The last 100°C required is fulfilled by adding an additive called Eolys to the fuel. Eolys lowers the operating temperature of particulate burning to 450°C, now regeneration occurs. The liquid-state additive is store in a small tank and added to the fuel by pump. The DPF unit needs to be cleaned at dealerships every 80,000 km by high-pressure water in order to get rid of the deposits resulting from the additive.
One more thing to be solved is the influence of "post-combustion". It increases engine torque when the driver doesn’t expect. Therefore the engine management system has to regulate the torque by adjusting the amount of normal fuel injection, pre-injection etc. and turbocharger’s boost pressure to compensate.
Selective Catalytic Reduction (SCR)
Apart from particulate matter, diesel engines also emit higher levels of NOx than gasoline counterparts, since NOx is more likely to be formed under conditions of lean mixture and high compression. As Euro 6 and US Tier 2 emission standards have NOx limits tightened significantly, most diesel engines have to seek help from Selective Catalytic Reduction, which is capable to reduce NOx by 90 percent.
SCR converter injects a urea solution, commercially known as AdBlue, to the exhaust stream. It reacts with NOx with the aid of catalyst (coated on substrate), resulting in nitrogen and water vapour. The AdBlue is stored in a dedicated tank and can be refilled, normally every several thousand miles.
Exhaust Gas Recirculation (EGR)
Exhaust Gas Recirculation is another technology to reduce NOx emission. In fact, it had been widely used in diesel engines well before the popularity of catalytic converters.
A typical EGR system adds a recirculation pipe to bridge between intake and exhaust manifolds, drawing some exhaust gas back into the combustion chamber. A valve in the pipe controls the amount of EGR. The pipe may be added with a liquid cooler to cool the exhaust gas, resulting in higher efficiency.

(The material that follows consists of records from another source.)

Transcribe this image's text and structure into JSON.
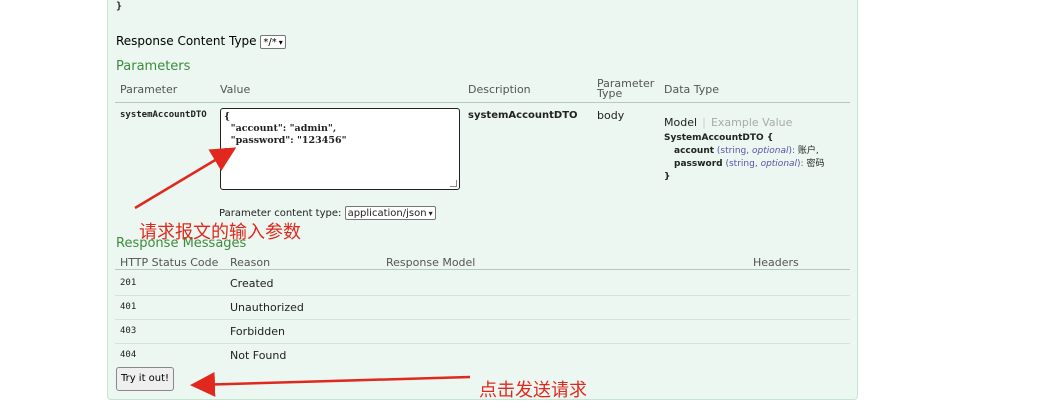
{
  "top_brace": "}",
  "response_content_type": {
    "label": "Response Content Type",
    "value": "*/*"
  },
  "parameters": {
    "heading": "Parameters",
    "columns": [
      "Parameter",
      "Value",
      "Description",
      "Parameter\nType",
      "Data Type"
    ],
    "column_type_line1": "Parameter",
    "column_type_line2": "Type",
    "row": {
      "name": "systemAccountDTO",
      "value_lines": [
        "{",
        "  \"account\": \"admin\",",
        "  \"password\": \"123456\"",
        "}"
      ],
      "description": "systemAccountDTO",
      "param_type": "body",
      "model_tab": "Model",
      "example_tab": "Example Value",
      "model_name": "SystemAccountDTO {",
      "fields": [
        {
          "name": "account",
          "type": "(string, ",
          "optional": "optional",
          "close": "): ",
          "desc": "账户,"
        },
        {
          "name": "password",
          "type": "(string, ",
          "optional": "optional",
          "close": "): ",
          "desc": "密码"
        }
      ],
      "model_close": "}"
    },
    "content_type_label": "Parameter content type:",
    "content_type_value": "application/json"
  },
  "response_messages": {
    "heading": "Response Messages",
    "columns": [
      "HTTP Status Code",
      "Reason",
      "Response Model",
      "Headers"
    ],
    "rows": [
      {
        "code": "201",
        "reason": "Created"
      },
      {
        "code": "401",
        "reason": "Unauthorized"
      },
      {
        "code": "403",
        "reason": "Forbidden"
      },
      {
        "code": "404",
        "reason": "Not Found"
      }
    ]
  },
  "try_button": "Try it out!",
  "annotations": {
    "input_params": "请求报文的输入参数",
    "send_request": "点击发送请求",
    "color": "#e0281e"
  },
  "colors": {
    "panel_bg": "#ebf7f0",
    "panel_border": "#c3e8d1",
    "heading_green": "#3c8b3c"
  }
}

Another possible mechanism is simpler. It uses variable valve timing to delay the closure of exhaust valves, so that some exhaust gas is drawn back from the exhaust manifold during the intake stroke. This is called "internal EGR".
How can EGR reduce NOx emission? As the combustion chamber is now filled with less fresh air and some exhaust gas, which consists of mostly nitrogen, CO2 but little oxygen, the total oxygen content is reduced. This means less fuel injection is required. With less fuel and oxygen, the combustion results in less power and heat. The corresponding lower temperature leds to less NOx generated.

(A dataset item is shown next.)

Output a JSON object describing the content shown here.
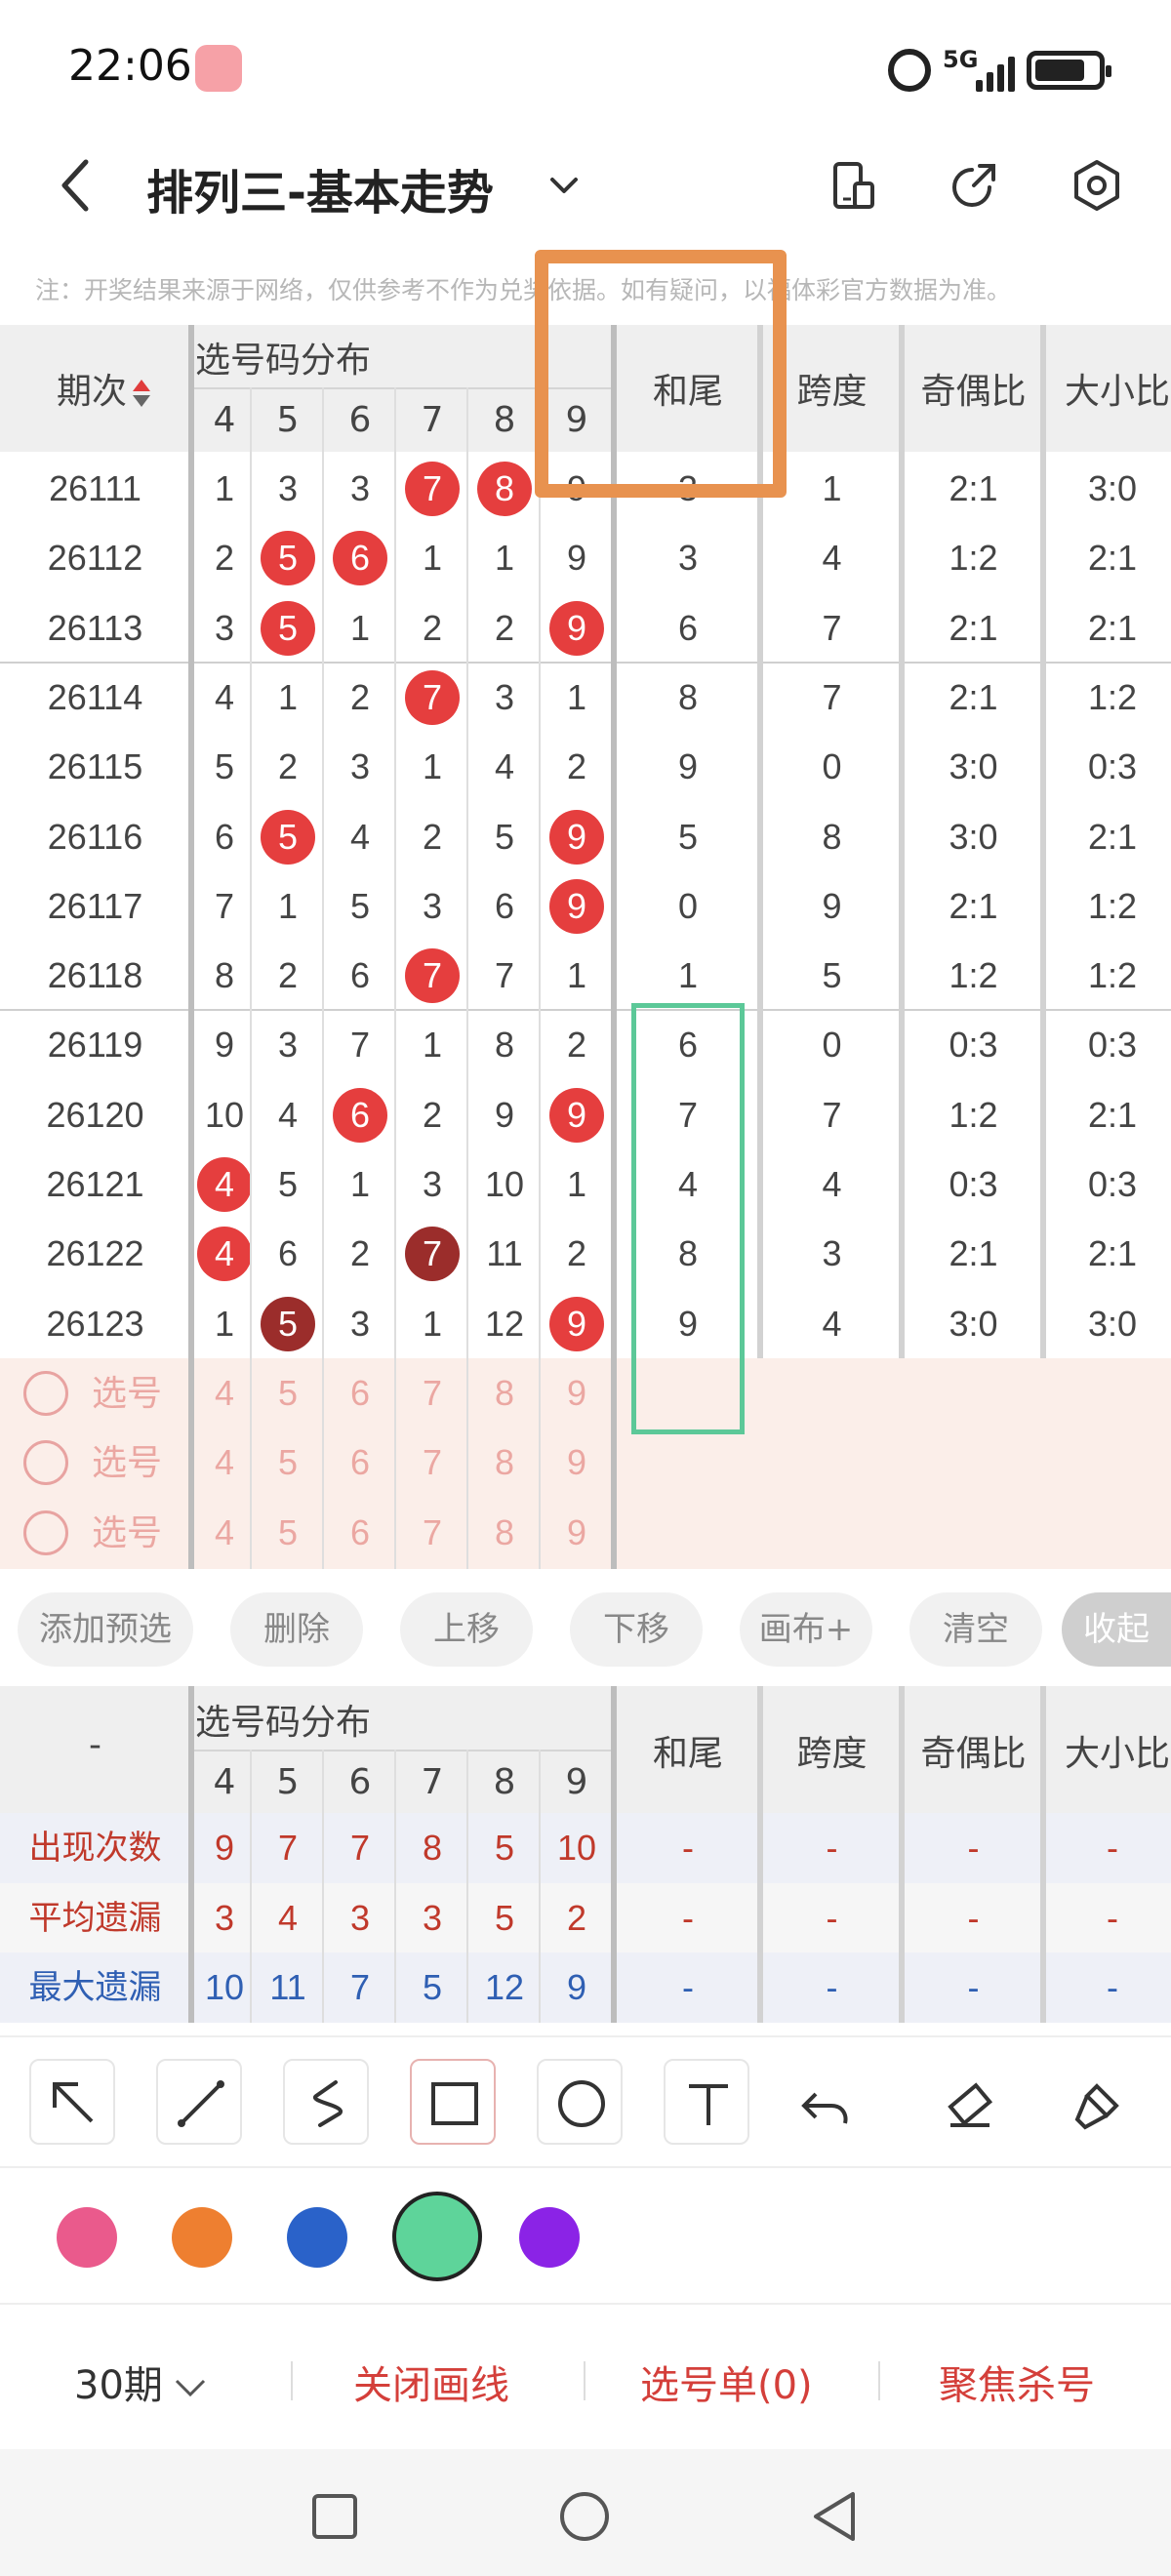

Another reason for the lower combustion temperature is that the mixture of more nitrogen and less oxygen results in a higher specific heat capacity (energy needed to heat up the material by 1K), which means the mixture can absorb more energy.
However, it must be noted that some modern gasoline engines also use EGR, not to cut NOx emission (which is inherently lower than diesel engines), but to improve fuel efficiency. One example is Toyota 1NR-FKE 1.3-liter engine. Running EGR can save fuel because:
|Copyright© 1997-2016 by Mark Wan @ AutoZine|